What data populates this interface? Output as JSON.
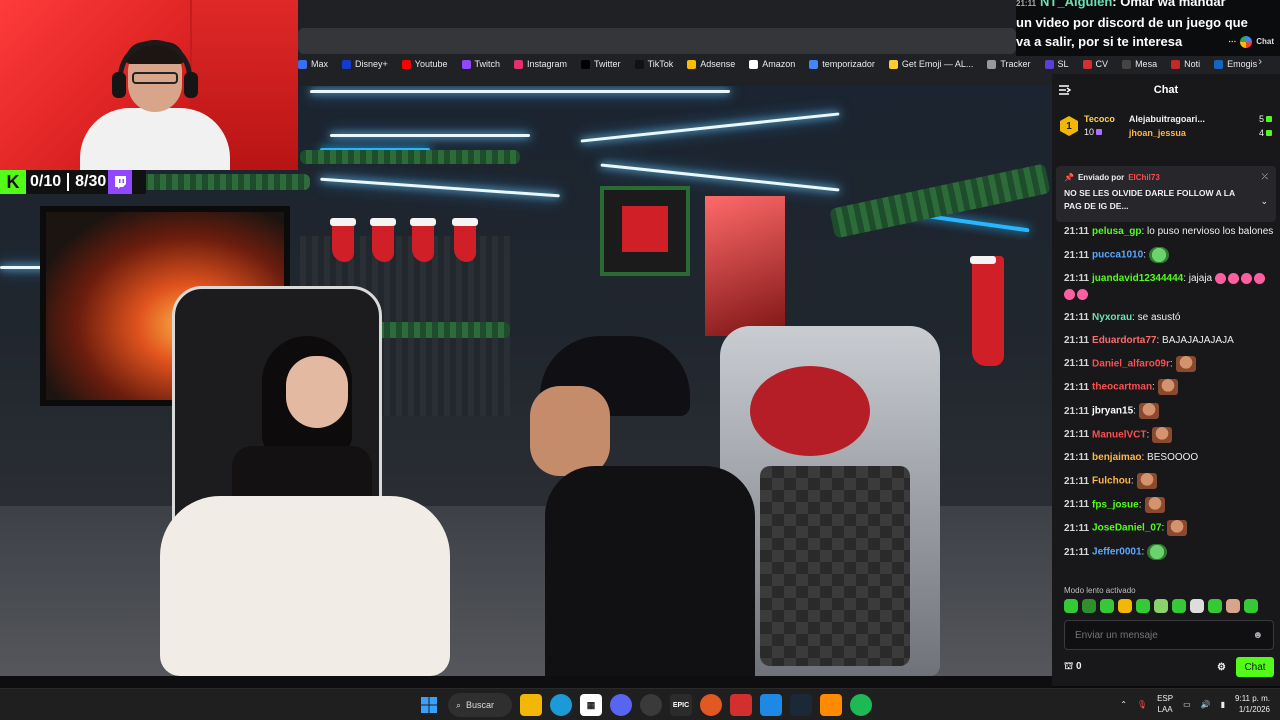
{
  "bookmarks": [
    {
      "label": "Max",
      "icon": "max-icon",
      "color": "#3a6df0"
    },
    {
      "label": "Disney+",
      "icon": "disney-icon",
      "color": "#113ccf"
    },
    {
      "label": "Youtube",
      "icon": "youtube-icon",
      "color": "#ff0000"
    },
    {
      "label": "Twitch",
      "icon": "twitch-icon",
      "color": "#9146ff"
    },
    {
      "label": "Instagram",
      "icon": "instagram-icon",
      "color": "#e1306c"
    },
    {
      "label": "Twitter",
      "icon": "x-icon",
      "color": "#000000"
    },
    {
      "label": "TikTok",
      "icon": "tiktok-icon",
      "color": "#111111"
    },
    {
      "label": "Adsense",
      "icon": "adsense-icon",
      "color": "#fbbc04"
    },
    {
      "label": "Amazon",
      "icon": "amazon-icon",
      "color": "#ffffff"
    },
    {
      "label": "temporizador",
      "icon": "timer-icon",
      "color": "#4285f4"
    },
    {
      "label": "Get Emoji — AL...",
      "icon": "emoji-icon",
      "color": "#ffcc33"
    },
    {
      "label": "Tracker",
      "icon": "tracker-icon",
      "color": "#999999"
    },
    {
      "label": "SL",
      "icon": "sl-icon",
      "color": "#5b3fd6"
    },
    {
      "label": "CV",
      "icon": "cv-icon",
      "color": "#d32f2f"
    },
    {
      "label": "Mesa",
      "icon": "mesa-icon",
      "color": "#444444"
    },
    {
      "label": "Noti",
      "icon": "noti-icon",
      "color": "#c62828"
    },
    {
      "label": "Emogis",
      "icon": "emogis-icon",
      "color": "#1565c0"
    }
  ],
  "overlay": {
    "timestamp": "21:11",
    "user": "NT_Alguien",
    "lines": [
      "un video por discord de un juego que",
      "va a salir, por si te interesa"
    ],
    "first_line_tail": ": Omar wa mandar",
    "side_label": "Chat"
  },
  "counter": {
    "kick_logo": "K",
    "kick_count": "0/10",
    "twitch_count": "8/30"
  },
  "chat": {
    "title": "Chat",
    "leaderboard": {
      "top": {
        "rank": "1",
        "name": "Tecoco",
        "value": "10"
      },
      "second": {
        "name": "Alejabuitragoari...",
        "value": "5"
      },
      "third": {
        "name": "jhoan_jessua",
        "value": "4"
      }
    },
    "pinned": {
      "sent_by_label": "Enviado por",
      "sender": "ElChil73",
      "text": "NO SE LES OLVIDE DARLE FOLLOW A LA PAG DE IG DE..."
    },
    "messages": [
      {
        "ts": "21:11",
        "user": "pelusa_gp",
        "color": "#53fc18",
        "text": " lo puso nervioso los balones",
        "emote": ""
      },
      {
        "ts": "21:11",
        "user": "pucca1010",
        "color": "#59a8ff",
        "text": "",
        "emote": "frog"
      },
      {
        "ts": "21:11",
        "user": "juandavid12344444",
        "color": "#53fc18",
        "text": " jajaja",
        "emote": "laugh"
      },
      {
        "ts": "21:11",
        "user": "Nyxorau",
        "color": "#6fe0b0",
        "text": " se asustó",
        "emote": ""
      },
      {
        "ts": "21:11",
        "user": "Eduardorta77",
        "color": "#ff6b6b",
        "text": " BAJAJAJAJAJA",
        "emote": ""
      },
      {
        "ts": "21:11",
        "user": "Daniel_alfaro09r",
        "color": "#ff4d4d",
        "text": "",
        "emote": "face"
      },
      {
        "ts": "21:11",
        "user": "theocartman",
        "color": "#ff4d4d",
        "text": "",
        "emote": "face"
      },
      {
        "ts": "21:11",
        "user": "jbryan15",
        "color": "#ffffff",
        "text": "",
        "emote": "face"
      },
      {
        "ts": "21:11",
        "user": "ManuelVCT",
        "color": "#ff4d4d",
        "text": "",
        "emote": "face"
      },
      {
        "ts": "21:11",
        "user": "benjaimao",
        "color": "#ffb547",
        "text": " BESOOOO",
        "emote": ""
      },
      {
        "ts": "21:11",
        "user": "Fulchou",
        "color": "#ffb547",
        "text": "",
        "emote": "face"
      },
      {
        "ts": "21:11",
        "user": "fps_josue",
        "color": "#53fc18",
        "text": "",
        "emote": "face"
      },
      {
        "ts": "21:11",
        "user": "JoseDaniel_07",
        "color": "#53fc18",
        "text": "",
        "emote": "face"
      },
      {
        "ts": "21:11",
        "user": "Jeffer0001",
        "color": "#59a8ff",
        "text": "",
        "emote": "frog"
      }
    ],
    "slow_mode": "Modo lento activado",
    "input_placeholder": "Enviar un mensaje",
    "points": "0",
    "send_label": "Chat"
  },
  "taskbar": {
    "search_label": "Buscar",
    "lang_top": "ESP",
    "lang_bottom": "LAA",
    "time": "9:11 p. m.",
    "date": "1/1/2026"
  },
  "colors": {
    "kick_green": "#53fc18",
    "twitch_purple": "#9146ff"
  }
}
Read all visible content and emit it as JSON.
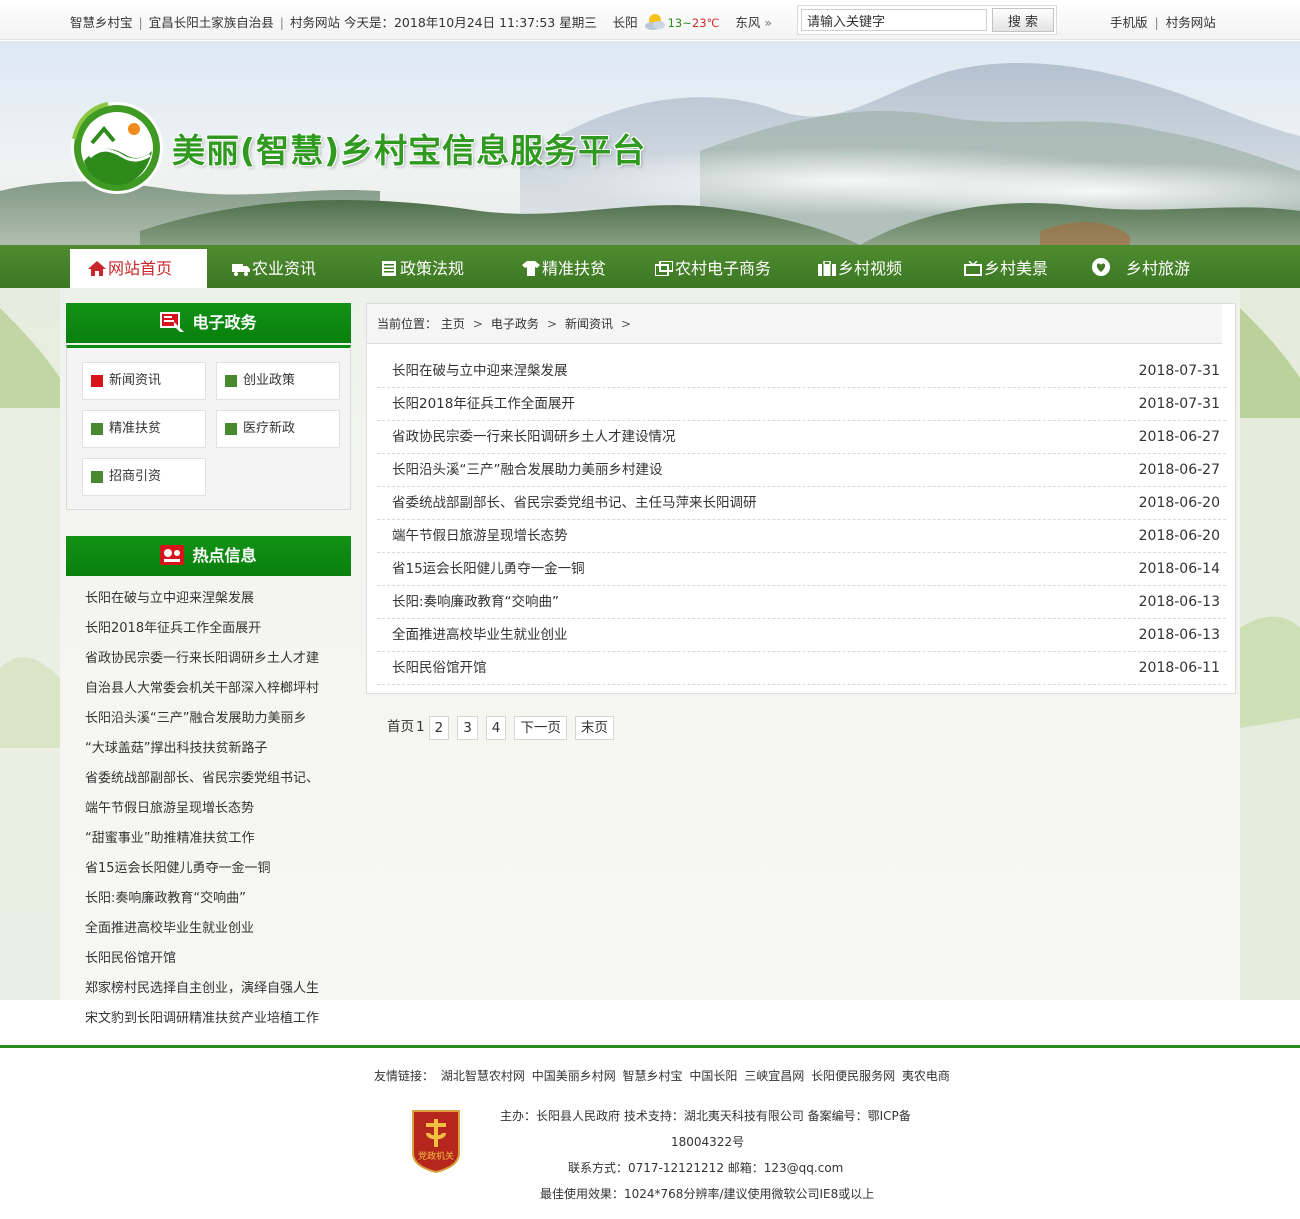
{
  "topbar": {
    "site_name": "智慧乡村宝",
    "county": "宜昌长阳土家族自治县",
    "village_site": "村务网站",
    "date_prefix": "今天是：",
    "datetime": "2018年10月24日 11:37:53 星期三",
    "city": "长阳",
    "temp_low": "13",
    "temp_sep": "~",
    "temp_high": "23℃",
    "wind": "东风",
    "more_glyph": "»",
    "weather_icon": "sun-cloud-icon",
    "mobile": "手机版",
    "village_link": "村务网站"
  },
  "search": {
    "placeholder": "请输入关键字",
    "button": "搜 索"
  },
  "banner": {
    "title": "美丽(智慧)乡村宝信息服务平台"
  },
  "nav": {
    "items": [
      {
        "label": "网站首页",
        "icon": "home-icon"
      },
      {
        "label": "农业资讯",
        "icon": "truck-icon"
      },
      {
        "label": "政策法规",
        "icon": "document-icon"
      },
      {
        "label": "精准扶贫",
        "icon": "shirt-icon"
      },
      {
        "label": "农村电子商务",
        "icon": "cards-icon"
      },
      {
        "label": "乡村视频",
        "icon": "briefcase-icon"
      },
      {
        "label": "乡村美景",
        "icon": "tv-icon"
      },
      {
        "label": "乡村旅游",
        "icon": "heart-icon"
      }
    ]
  },
  "sidebar": {
    "egov_title": "电子政务",
    "egov_items": [
      "新闻资讯",
      "创业政策",
      "精准扶贫",
      "医疗新政",
      "招商引资"
    ],
    "hot_title": "热点信息",
    "hot_items": [
      "长阳在破与立中迎来涅槃发展",
      "长阳2018年征兵工作全面展开",
      "省政协民宗委一行来长阳调研乡土人才建",
      "自治县人大常委会机关干部深入梓榔坪村",
      "长阳沿头溪“三产”融合发展助力美丽乡",
      "“大球盖菇”撑出科技扶贫新路子",
      "省委统战部副部长、省民宗委党组书记、",
      "端午节假日旅游呈现增长态势",
      "“甜蜜事业”助推精准扶贫工作",
      "省15运会长阳健儿勇夺一金一铜",
      "长阳:奏响廉政教育“交响曲”",
      "全面推进高校毕业生就业创业",
      "长阳民俗馆开馆",
      "郑家榜村民选择自主创业，演绎自强人生",
      "宋文豹到长阳调研精准扶贫产业培植工作"
    ]
  },
  "breadcrumb": {
    "label": "当前位置：",
    "items": [
      "主页",
      "电子政务",
      "新闻资讯"
    ],
    "arrow": ">"
  },
  "news": [
    {
      "title": "长阳在破与立中迎来涅槃发展",
      "date": "2018-07-31"
    },
    {
      "title": "长阳2018年征兵工作全面展开",
      "date": "2018-07-31"
    },
    {
      "title": "省政协民宗委一行来长阳调研乡土人才建设情况",
      "date": "2018-06-27"
    },
    {
      "title": "长阳沿头溪“三产”融合发展助力美丽乡村建设",
      "date": "2018-06-27"
    },
    {
      "title": "省委统战部副部长、省民宗委党组书记、主任马萍来长阳调研",
      "date": "2018-06-20"
    },
    {
      "title": "端午节假日旅游呈现增长态势",
      "date": "2018-06-20"
    },
    {
      "title": "省15运会长阳健儿勇夺一金一铜",
      "date": "2018-06-14"
    },
    {
      "title": "长阳:奏响廉政教育“交响曲”",
      "date": "2018-06-13"
    },
    {
      "title": "全面推进高校毕业生就业创业",
      "date": "2018-06-13"
    },
    {
      "title": "长阳民俗馆开馆",
      "date": "2018-06-11"
    }
  ],
  "pager": {
    "first": "首页",
    "current": "1",
    "pages": [
      "2",
      "3",
      "4"
    ],
    "next": "下一页",
    "last": "末页"
  },
  "footer": {
    "links_label": "友情链接：",
    "links": [
      "湖北智慧农村网",
      "中国美丽乡村网",
      "智慧乡村宝",
      "中国长阳",
      "三峡宜昌网",
      "长阳便民服务网",
      "夷农电商"
    ],
    "host": "主办：长阳县人民政府 技术支持：湖北夷天科技有限公司 备案编号：鄂ICP备",
    "icp": "18004322号",
    "contact": "联系方式：0717-12121212   邮箱：123@qq.com",
    "best": "最佳使用效果：1024*768分辨率/建议使用微软公司IE8或以上",
    "badge_text": "党政机关"
  },
  "colors": {
    "nav_green": "#3f7a26",
    "side_head_green": "#0c8a12",
    "active_red": "#c8262a",
    "footer_line": "#2a8c1f"
  }
}
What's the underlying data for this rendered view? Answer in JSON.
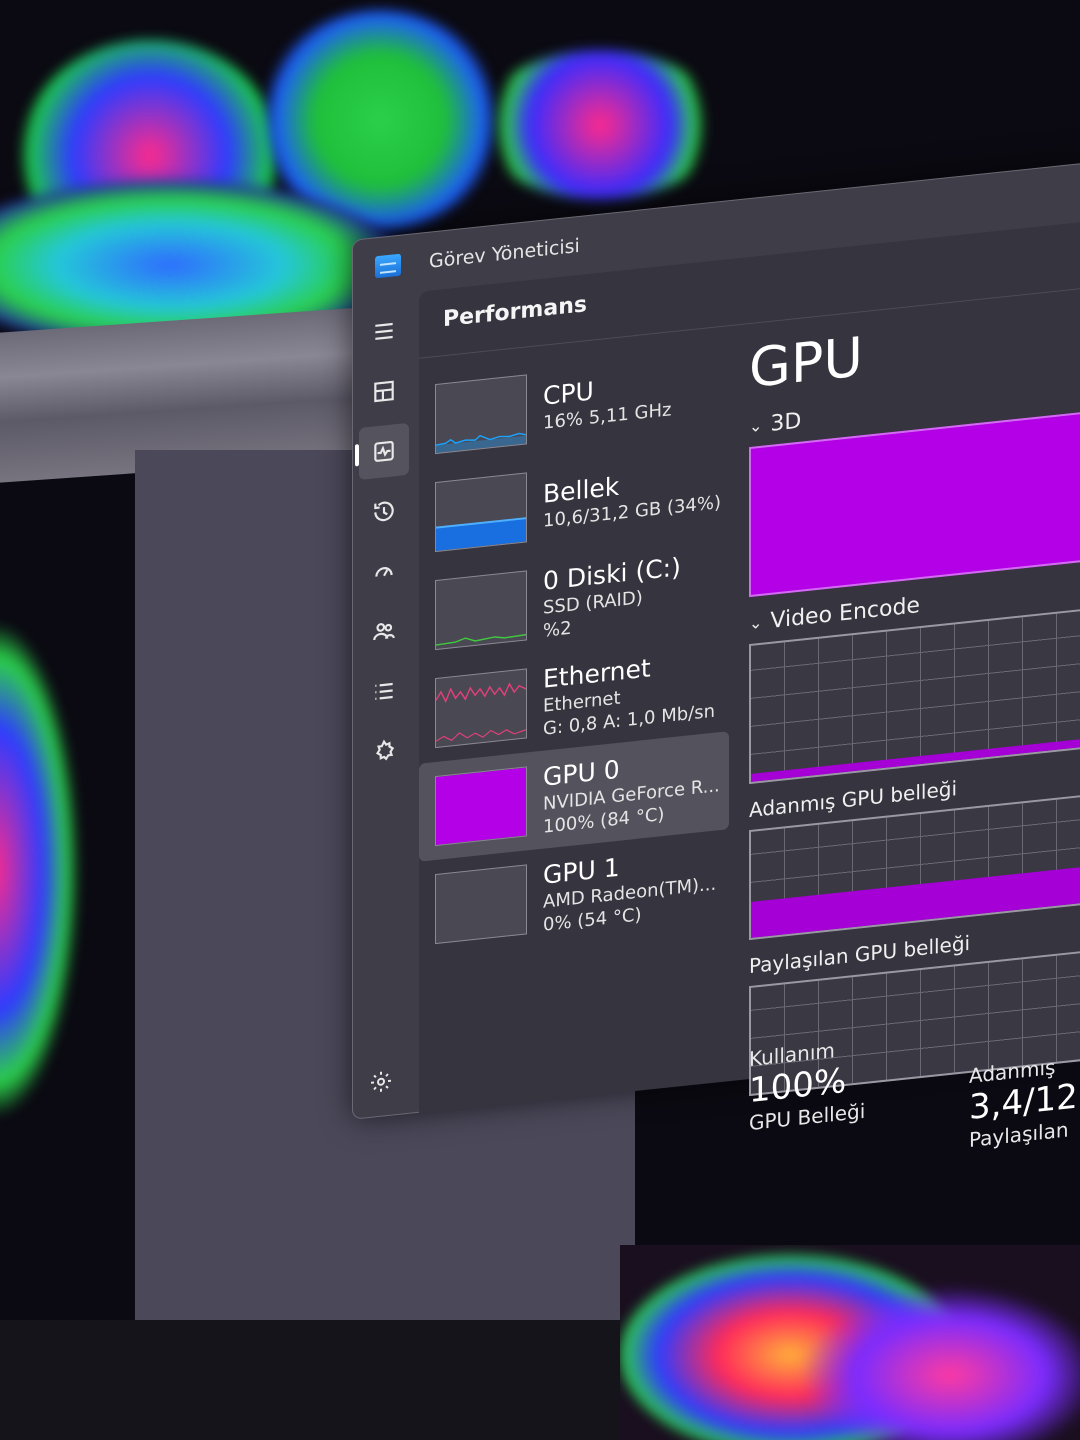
{
  "window": {
    "title": "Görev Yöneticisi",
    "page_title": "Performans"
  },
  "nav": [
    {
      "icon": "hamburger-icon"
    },
    {
      "icon": "processes-icon"
    },
    {
      "icon": "performance-icon",
      "active": true
    },
    {
      "icon": "history-icon"
    },
    {
      "icon": "startup-icon"
    },
    {
      "icon": "users-icon"
    },
    {
      "icon": "details-icon"
    },
    {
      "icon": "services-icon"
    }
  ],
  "devices": [
    {
      "name": "CPU",
      "lines": [
        "16%  5,11 GHz"
      ],
      "color": "#1aa3ff"
    },
    {
      "name": "Bellek",
      "lines": [
        "10,6/31,2 GB (34%)"
      ],
      "color": "#1a6fe0"
    },
    {
      "name": "0 Diski (C:)",
      "lines": [
        "SSD (RAID)",
        "%2"
      ],
      "color": "#3fc93f"
    },
    {
      "name": "Ethernet",
      "lines": [
        "Ethernet",
        "G: 0,8  A: 1,0 Mb/sn"
      ],
      "color": "#e0407a"
    },
    {
      "name": "GPU 0",
      "lines": [
        "NVIDIA GeForce R...",
        "100%  (84 °C)"
      ],
      "color": "#b300e6",
      "selected": true
    },
    {
      "name": "GPU 1",
      "lines": [
        "AMD Radeon(TM)...",
        "0%  (54 °C)"
      ],
      "color": "#9c9aa6"
    }
  ],
  "detail": {
    "title": "GPU",
    "engine1": "3D",
    "engine2": "Video Encode",
    "dedicated_label": "Adanmış GPU belleği",
    "shared_label": "Paylaşılan GPU belleği",
    "usage_label": "Kullanım",
    "usage_value": "100%",
    "gpu_memory_label": "GPU Belleği",
    "dedicated_stat_label": "Adanmış",
    "dedicated_stat_value": "3,4/12",
    "shared_stat_label": "Paylaşılan"
  },
  "colors": {
    "gpu_accent": "#b300e6",
    "window_bg": "#3f3d48"
  }
}
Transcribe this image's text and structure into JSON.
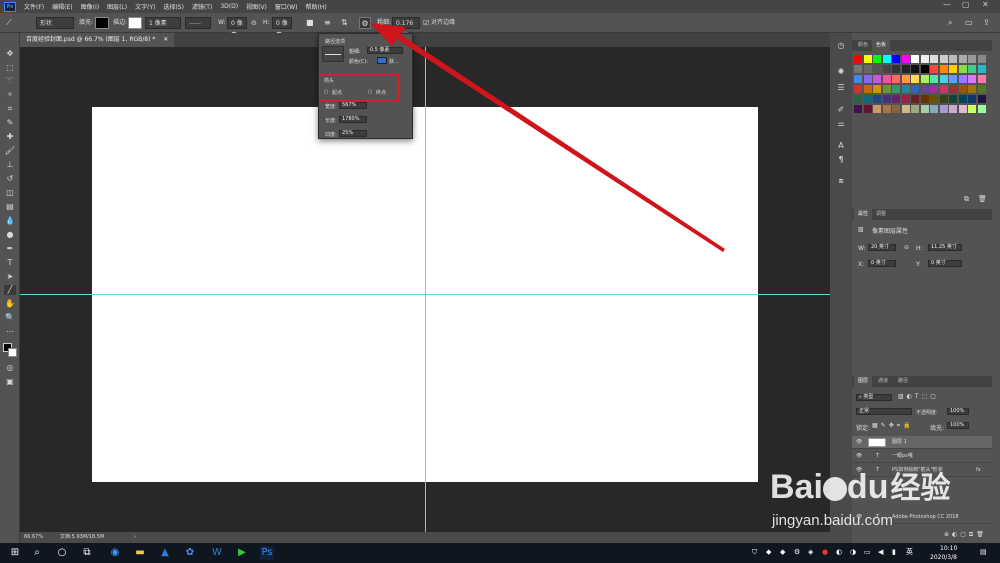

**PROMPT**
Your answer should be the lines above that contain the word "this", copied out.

**ANSWER BELOW**
What data populates this interface? Output as JSON.
What's the underlying data for this rendered view? Answer in JSON.
Transcribe this image's text and structure into JSON.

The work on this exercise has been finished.